EXERCISE: Write out the entries below once more, exactly.

*** Block opens ***

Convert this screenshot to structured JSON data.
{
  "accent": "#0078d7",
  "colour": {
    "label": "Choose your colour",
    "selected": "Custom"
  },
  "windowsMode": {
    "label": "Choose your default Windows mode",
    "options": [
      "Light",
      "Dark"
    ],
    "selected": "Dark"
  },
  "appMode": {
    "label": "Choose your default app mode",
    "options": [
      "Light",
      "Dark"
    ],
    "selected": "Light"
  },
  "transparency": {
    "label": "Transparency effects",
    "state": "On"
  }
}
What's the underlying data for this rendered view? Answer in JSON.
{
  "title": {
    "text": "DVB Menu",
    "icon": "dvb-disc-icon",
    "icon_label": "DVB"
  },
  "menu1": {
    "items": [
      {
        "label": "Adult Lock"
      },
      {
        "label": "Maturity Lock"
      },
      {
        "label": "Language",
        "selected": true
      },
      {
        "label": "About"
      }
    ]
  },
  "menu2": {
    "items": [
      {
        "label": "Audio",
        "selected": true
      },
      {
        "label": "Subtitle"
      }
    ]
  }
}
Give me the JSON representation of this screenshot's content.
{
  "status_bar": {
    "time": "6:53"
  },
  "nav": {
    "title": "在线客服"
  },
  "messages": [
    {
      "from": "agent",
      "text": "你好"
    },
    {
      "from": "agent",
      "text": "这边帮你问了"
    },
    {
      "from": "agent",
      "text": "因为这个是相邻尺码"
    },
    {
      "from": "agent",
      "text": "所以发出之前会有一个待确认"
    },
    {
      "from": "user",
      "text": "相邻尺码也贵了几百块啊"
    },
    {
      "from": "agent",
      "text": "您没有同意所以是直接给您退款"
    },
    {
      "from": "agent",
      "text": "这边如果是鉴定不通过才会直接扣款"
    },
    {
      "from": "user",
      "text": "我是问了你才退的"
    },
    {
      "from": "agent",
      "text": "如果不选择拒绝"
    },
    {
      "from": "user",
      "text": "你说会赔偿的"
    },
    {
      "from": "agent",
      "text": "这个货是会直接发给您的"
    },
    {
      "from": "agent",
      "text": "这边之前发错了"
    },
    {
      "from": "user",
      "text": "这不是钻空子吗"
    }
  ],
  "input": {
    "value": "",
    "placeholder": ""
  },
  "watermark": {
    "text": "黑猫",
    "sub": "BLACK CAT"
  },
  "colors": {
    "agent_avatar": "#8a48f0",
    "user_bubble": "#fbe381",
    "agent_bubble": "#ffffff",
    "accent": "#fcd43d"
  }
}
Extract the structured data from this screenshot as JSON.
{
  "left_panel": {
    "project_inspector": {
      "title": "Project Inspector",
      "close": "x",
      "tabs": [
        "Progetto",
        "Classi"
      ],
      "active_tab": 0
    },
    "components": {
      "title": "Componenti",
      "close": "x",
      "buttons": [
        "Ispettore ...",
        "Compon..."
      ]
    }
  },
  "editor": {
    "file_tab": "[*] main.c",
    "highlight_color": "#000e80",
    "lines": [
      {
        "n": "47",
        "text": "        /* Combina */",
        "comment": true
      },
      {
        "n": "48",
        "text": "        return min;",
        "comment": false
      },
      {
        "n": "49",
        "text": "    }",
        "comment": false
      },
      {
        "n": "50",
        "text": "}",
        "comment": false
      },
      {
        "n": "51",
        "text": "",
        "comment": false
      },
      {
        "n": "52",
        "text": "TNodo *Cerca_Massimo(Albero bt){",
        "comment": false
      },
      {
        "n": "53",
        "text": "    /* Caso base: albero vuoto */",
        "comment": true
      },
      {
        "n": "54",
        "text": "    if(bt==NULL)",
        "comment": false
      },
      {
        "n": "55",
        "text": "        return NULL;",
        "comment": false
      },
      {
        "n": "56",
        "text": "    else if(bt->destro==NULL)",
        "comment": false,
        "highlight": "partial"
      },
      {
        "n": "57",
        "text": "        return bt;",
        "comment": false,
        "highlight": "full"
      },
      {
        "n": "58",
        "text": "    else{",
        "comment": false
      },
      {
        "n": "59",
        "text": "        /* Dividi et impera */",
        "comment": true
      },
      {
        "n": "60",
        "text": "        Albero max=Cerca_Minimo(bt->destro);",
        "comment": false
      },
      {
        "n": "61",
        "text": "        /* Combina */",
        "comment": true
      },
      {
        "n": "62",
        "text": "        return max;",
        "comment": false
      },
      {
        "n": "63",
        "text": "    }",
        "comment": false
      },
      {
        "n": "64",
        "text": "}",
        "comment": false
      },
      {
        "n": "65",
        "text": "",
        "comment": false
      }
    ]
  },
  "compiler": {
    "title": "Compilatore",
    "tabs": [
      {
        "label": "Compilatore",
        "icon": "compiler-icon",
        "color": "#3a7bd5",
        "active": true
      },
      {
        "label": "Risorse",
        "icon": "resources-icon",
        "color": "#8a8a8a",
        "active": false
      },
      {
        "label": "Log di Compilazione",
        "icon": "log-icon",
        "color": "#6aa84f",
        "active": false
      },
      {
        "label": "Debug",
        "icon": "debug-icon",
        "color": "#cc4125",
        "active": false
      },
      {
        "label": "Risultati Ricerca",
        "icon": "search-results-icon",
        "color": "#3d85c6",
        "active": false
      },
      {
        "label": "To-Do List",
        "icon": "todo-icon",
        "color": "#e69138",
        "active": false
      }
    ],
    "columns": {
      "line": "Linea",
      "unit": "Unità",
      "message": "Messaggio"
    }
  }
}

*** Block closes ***

RESULT FOR THIS EXERCISE:
Convert this screenshot to structured JSON data.
{
  "accent": "#0078d7",
  "colour": {
    "label": "Choose your colour",
    "selected": "Custom"
  },
  "windowsMode": {
    "label": "Choose your default Windows mode",
    "options": [
      "Light",
      "Dark"
    ],
    "selected": "Dark"
  },
  "appMode": {
    "label": "Choose your default app mode",
    "options": [
      "Light",
      "Dark"
    ],
    "selected": "Light"
  },
  "transparency": {
    "label": "Transparency effects",
    "state": "On"
  }
}
What's the underlying data for this rendered view? Answer in JSON.
{
  "title": {
    "text": "DVB Menu",
    "icon": "dvb-disc-icon",
    "icon_label": "DVB"
  },
  "menu1": {
    "items": [
      {
        "label": "Adult Lock"
      },
      {
        "label": "Maturity Lock"
      },
      {
        "label": "Language",
        "selected": true
      },
      {
        "label": "About"
      }
    ]
  },
  "menu2": {
    "items": [
      {
        "label": "Audio",
        "selected": true
      },
      {
        "label": "Subtitle"
      }
    ]
  }
}
Give me the JSON representation of this screenshot's content.
{
  "status_bar": {
    "time": "6:53"
  },
  "nav": {
    "title": "在线客服"
  },
  "messages": [
    {
      "from": "agent",
      "text": "你好"
    },
    {
      "from": "agent",
      "text": "这边帮你问了"
    },
    {
      "from": "agent",
      "text": "因为这个是相邻尺码"
    },
    {
      "from": "agent",
      "text": "所以发出之前会有一个待确认"
    },
    {
      "from": "user",
      "text": "相邻尺码也贵了几百块啊"
    },
    {
      "from": "agent",
      "text": "您没有同意所以是直接给您退款"
    },
    {
      "from": "agent",
      "text": "这边如果是鉴定不通过才会直接扣款"
    },
    {
      "from": "user",
      "text": "我是问了你才退的"
    },
    {
      "from": "agent",
      "text": "如果不选择拒绝"
    },
    {
      "from": "user",
      "text": "你说会赔偿的"
    },
    {
      "from": "agent",
      "text": "这个货是会直接发给您的"
    },
    {
      "from": "agent",
      "text": "这边之前发错了"
    },
    {
      "from": "user",
      "text": "这不是钻空子吗"
    }
  ],
  "input": {
    "value": "",
    "placeholder": ""
  },
  "watermark": {
    "text": "黑猫",
    "sub": "BLACK CAT"
  },
  "colors": {
    "agent_avatar": "#8a48f0",
    "user_bubble": "#fbe381",
    "agent_bubble": "#ffffff",
    "accent": "#fcd43d"
  }
}
Extract the structured data from this screenshot as JSON.
{
  "left_panel": {
    "project_inspector": {
      "title": "Project Inspector",
      "close": "x",
      "tabs": [
        "Progetto",
        "Classi"
      ],
      "active_tab": 0
    },
    "components": {
      "title": "Componenti",
      "close": "x",
      "buttons": [
        "Ispettore ...",
        "Compon..."
      ]
    }
  },
  "editor": {
    "file_tab": "[*] main.c",
    "highlight_color": "#000e80",
    "lines": [
      {
        "n": "47",
        "text": "        /* Combina */",
        "comment": true
      },
      {
        "n": "48",
        "text": "        return min;",
        "comment": false
      },
      {
        "n": "49",
        "text": "    }",
        "comment": false
      },
      {
        "n": "50",
        "text": "}",
        "comment": false
      },
      {
        "n": "51",
        "text": "",
        "comment": false
      },
      {
        "n": "52",
        "text": "TNodo *Cerca_Massimo(Albero bt){",
        "comment": false
      },
      {
        "n": "53",
        "text": "    /* Caso base: albero vuoto */",
        "comment": true
      },
      {
        "n": "54",
        "text": "    if(bt==NULL)",
        "comment": false
      },
      {
        "n": "55",
        "text": "        return NULL;",
        "comment": false
      },
      {
        "n": "56",
        "text": "    else if(bt->destro==NULL)",
        "comment": false,
        "highlight": "partial"
      },
      {
        "n": "57",
        "text": "        return bt;",
        "comment": false,
        "highlight": "full"
      },
      {
        "n": "58",
        "text": "    else{",
        "comment": false
      },
      {
        "n": "59",
        "text": "        /* Dividi et impera */",
        "comment": true
      },
      {
        "n": "60",
        "text": "        Albero max=Cerca_Minimo(bt->destro);",
        "comment": false
      },
      {
        "n": "61",
        "text": "        /* Combina */",
        "comment": true
      },
      {
        "n": "62",
        "text": "        return max;",
        "comment": false
      },
      {
        "n": "63",
        "text": "    }",
        "comment": false
      },
      {
        "n": "64",
        "text": "}",
        "comment": false
      },
      {
        "n": "65",
        "text": "",
        "comment": false
      }
    ]
  },
  "compiler": {
    "title": "Compilatore",
    "tabs": [
      {
        "label": "Compilatore",
        "icon": "compiler-icon",
        "color": "#3a7bd5",
        "active": true
      },
      {
        "label": "Risorse",
        "icon": "resources-icon",
        "color": "#8a8a8a",
        "active": false
      },
      {
        "label": "Log di Compilazione",
        "icon": "log-icon",
        "color": "#6aa84f",
        "active": false
      },
      {
        "label": "Debug",
        "icon": "debug-icon",
        "color": "#cc4125",
        "active": false
      },
      {
        "label": "Risultati Ricerca",
        "icon": "search-results-icon",
        "color": "#3d85c6",
        "active": false
      },
      {
        "label": "To-Do List",
        "icon": "todo-icon",
        "color": "#e69138",
        "active": false
      }
    ],
    "columns": {
      "line": "Linea",
      "unit": "Unità",
      "message": "Messaggio"
    }
  }
}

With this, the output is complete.